> **WHAT TO WORK ON**
Down to the last line, set down the material below exactly; skip the pictures.

====== SUPPLIED ENTRIES

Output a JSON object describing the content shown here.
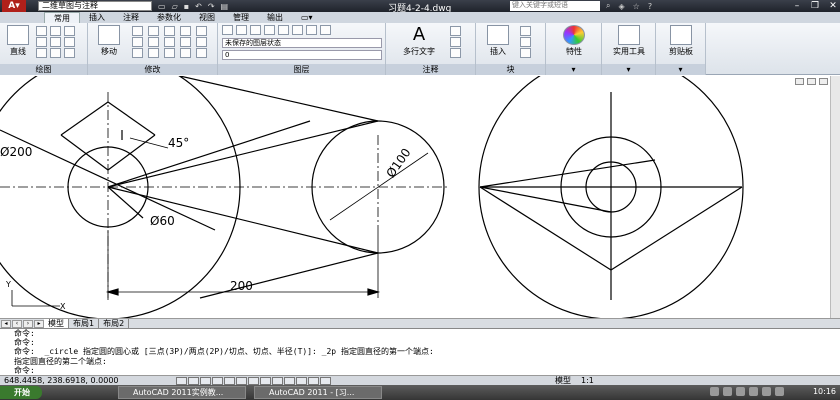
{
  "title_bar": {
    "workspace": "二维草图与注释",
    "doc_title": "习题4-2-4.dwg",
    "search_placeholder": "键入关键字或短语"
  },
  "ribbon_tabs": [
    "常用",
    "插入",
    "注释",
    "参数化",
    "视图",
    "管理",
    "输出"
  ],
  "ribbon": {
    "draw": {
      "line_label": "直线",
      "panel_label": "绘图"
    },
    "modify": {
      "move_label": "移动",
      "panel_label": "修改"
    },
    "layers": {
      "layer_state": "未保存的图层状态",
      "current_layer": "0",
      "panel_label": "图层"
    },
    "annotation": {
      "mtext_label": "多行文字",
      "panel_label": "注释"
    },
    "block": {
      "insert_label": "插入",
      "panel_label": "块"
    },
    "properties_label": "特性",
    "utilities_label": "实用工具",
    "clipboard_label": "剪贴板"
  },
  "drawing": {
    "dim_d200": "Ø200",
    "dim_d100": "Ø100",
    "dim_d60": "Ø60",
    "dim_angle": "45°",
    "dim_len": "200",
    "ucs_x": "X",
    "ucs_y": "Y"
  },
  "layout_tabs": [
    "模型",
    "布局1",
    "布局2"
  ],
  "command_lines": [
    "命令:",
    "命令:",
    "命令:  _circle 指定圆的圆心或 [三点(3P)/两点(2P)/切点、切点、半径(T)]: _2p 指定圆直径的第一个端点:",
    "指定圆直径的第二个端点:",
    "命令:"
  ],
  "status_bar": {
    "coordinates": "648.4458,  238.6918, 0.0000",
    "model_label": "模型",
    "scale": "1:1"
  },
  "taskbar": {
    "start_label": "开始",
    "tasks": [
      "AutoCAD 2011实例教...",
      "AutoCAD 2011 - [习..."
    ],
    "clock": "10:16"
  }
}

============

> **SOLUTION TO THIS PROBLEM**
Output a JSON object describing the content shown here.
{
  "title_bar": {
    "workspace": "二维草图与注释",
    "doc_title": "习题4-2-4.dwg",
    "search_placeholder": "键入关键字或短语"
  },
  "ribbon_tabs": [
    "常用",
    "插入",
    "注释",
    "参数化",
    "视图",
    "管理",
    "输出"
  ],
  "ribbon": {
    "draw": {
      "line_label": "直线",
      "panel_label": "绘图"
    },
    "modify": {
      "move_label": "移动",
      "panel_label": "修改"
    },
    "layers": {
      "layer_state": "未保存的图层状态",
      "current_layer": "0",
      "panel_label": "图层"
    },
    "annotation": {
      "mtext_label": "多行文字",
      "panel_label": "注释"
    },
    "block": {
      "insert_label": "插入",
      "panel_label": "块"
    },
    "properties_label": "特性",
    "utilities_label": "实用工具",
    "clipboard_label": "剪贴板"
  },
  "drawing": {
    "dim_d200": "Ø200",
    "dim_d100": "Ø100",
    "dim_d60": "Ø60",
    "dim_angle": "45°",
    "dim_len": "200",
    "ucs_x": "X",
    "ucs_y": "Y"
  },
  "layout_tabs": [
    "模型",
    "布局1",
    "布局2"
  ],
  "command_lines": [
    "命令:",
    "命令:",
    "命令:  _circle 指定圆的圆心或 [三点(3P)/两点(2P)/切点、切点、半径(T)]: _2p 指定圆直径的第一个端点:",
    "指定圆直径的第二个端点:",
    "命令:"
  ],
  "status_bar": {
    "coordinates": "648.4458,  238.6918, 0.0000",
    "model_label": "模型",
    "scale": "1:1"
  },
  "taskbar": {
    "start_label": "开始",
    "tasks": [
      "AutoCAD 2011实例教...",
      "AutoCAD 2011 - [习..."
    ],
    "clock": "10:16"
  }
}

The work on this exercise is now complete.